| Observatory |
Some observing hilights
to look forward to...
The following tips on exciting current and upcoming astronomical events
have been gathered from magazines and other sources by Dave Gamble
with the objective of giving OC RASC members a heads-up on
special personal astro-experiences to look forward to. They are complemented by pictures from Jim Failes' extensive personal photo collection.
Thurs. Jan. 1 - Tonight the swelling Moon is in Taurus the bull, nestling with the Hyades not far from bright Aldebaran.
Fri. Jan. 2 - The good news is that the Quadrantid meteor shower peaks early tomorrow morning. The bad news is that the nearly Full Moon is going to crash the party. The Quadrantid stream is a generous one with frequencies that can reach up to 120 meteors per hour, however all but the brighter members will be washed out by moonlight this year. The shower emanates from the constellation Bootes which rises higher into the eastern sky after midnight.
Sun. Jan. 4 - If cold temperatures prevail today, some consolation may be found in the fact that the Earth is at its perihelion, the point in its orbit when it is closest to the Sun. Below is a comparison of the size of the Sun at perihelion in January and aphelion in July which was prepared by Jim Failes.
Sun. Jan. 4 - This is Full Moon night with the fully illuminated face looking down on winter scenes in the Okanagan. A picture of the Full Moon rising which was taken by Jim Failes appears below.
Wed. Jan. 7 - Tonight the waning Moon will pass about the width of your three middle fingers from brilliant Jupiter high in the midnight sky.
Fri. Jan. 9 - For the next several nights, the two inner planets will perform tight dance low in the west just after sunset. Illusive Mercury will be seen just to the right of bright Venus. Below is a picture of Venus and Mercury over the horizon which was taken by Jim Failes.
Tues. Jan. 13 - This is Last Quarter Moon night when the neatly divided Moon will remain high, ornamenting the morning sky. Dark skies for deep sky observers, sketchers and imagers is just around the corner! The picture of the last quarter Moon below was taken by Jim Failes.
Wed. Jan. 14 - Fleet Mercury is now at its greatest eastern elongation from the Sun. Still, it would be a challenge to see low in the western sky after nightfall if not for brilliant Venus just to its left. The picture of the elusive inner planet appearing below was taken by Jim Failes.
Thurs. Jan. 15 - Early tomorrow morning the waning Moon will be just north of the ringed planet Saturn which is starting its climb into the night sky.
Fri. Jan. 16 - A busy night in the skies as the waning crescent Moon passes just above Saturn in the wee hours.

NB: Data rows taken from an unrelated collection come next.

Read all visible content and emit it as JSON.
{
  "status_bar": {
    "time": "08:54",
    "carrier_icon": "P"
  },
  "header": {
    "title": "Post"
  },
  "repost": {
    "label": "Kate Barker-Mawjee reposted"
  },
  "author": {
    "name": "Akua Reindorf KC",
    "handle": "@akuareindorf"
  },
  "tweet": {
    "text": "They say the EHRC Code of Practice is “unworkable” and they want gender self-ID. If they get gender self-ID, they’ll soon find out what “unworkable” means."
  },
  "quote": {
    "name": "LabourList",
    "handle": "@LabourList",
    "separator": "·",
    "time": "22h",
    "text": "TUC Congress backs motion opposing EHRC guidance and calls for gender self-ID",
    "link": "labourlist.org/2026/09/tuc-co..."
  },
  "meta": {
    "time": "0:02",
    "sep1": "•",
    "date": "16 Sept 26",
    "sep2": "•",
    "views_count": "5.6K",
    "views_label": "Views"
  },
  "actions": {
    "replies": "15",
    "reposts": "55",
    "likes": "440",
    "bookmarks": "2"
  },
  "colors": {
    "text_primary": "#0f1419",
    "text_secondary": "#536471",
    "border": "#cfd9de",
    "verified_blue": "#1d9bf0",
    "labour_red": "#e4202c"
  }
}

Mon. Jan. 19 - There will be a close planetary conjunction tonight, but it will be a difficult one to observe. A very low western horizon may give you a peak at ruddy Mars less than half the width of the Moon below the distant blue planet Neptune in your telescope.
Tues. Jan. 20 - This is New Moon night when there will be no Moon at all to interfere with deep sky observing, sketching and imaging, the heart of the dark Moon period.
Wed. Jan. 21 - Tonight the very young fingernail pairing crescent of the Moon will provide a fingerpost to Mercury. The Moon will be about the width of two middle fingers north of the elusive inner planet. Higher in the sky will be brilliant Venus. The beautiful picture of a thin crescent Moon and Mercury below was taken by Jim Failes.
Thurs. Jan. 22 - The celestial diplomat, the Moon, tonight cruises to the north of Mars early in the evening sky.
Fri. Jan. 23 - For telescope observers up for a spectacle, Jupiter and its family will perform an intricate dance this evening. The satellites Io, Europa and Callisto as well as their shadows will transit the banded disk of the gas giant from 10.28 to 10.52pm performing a rare triple shadow transit. Excellent illustrations of the stages of the event are on page 36 of the Jan./Feb. issue of Sky News. A picture of Jupiter and its retinue of satellites which was taken by Jim Failes appears below.
Mon. Jan. 26 - This is First Quarter Moon night when our symmetrical satellite poses high in the sky at nightfall to light the evening. The picture of the first quarter Moon below was taken by Jim Failes.
- Tonight the Moon will pass a bit more than its width above the bright star Aldebaran in Taurus. Because of the orange giant star's proximity to the ecliptic track, it receives frequent visits from the Moon as well as the planets.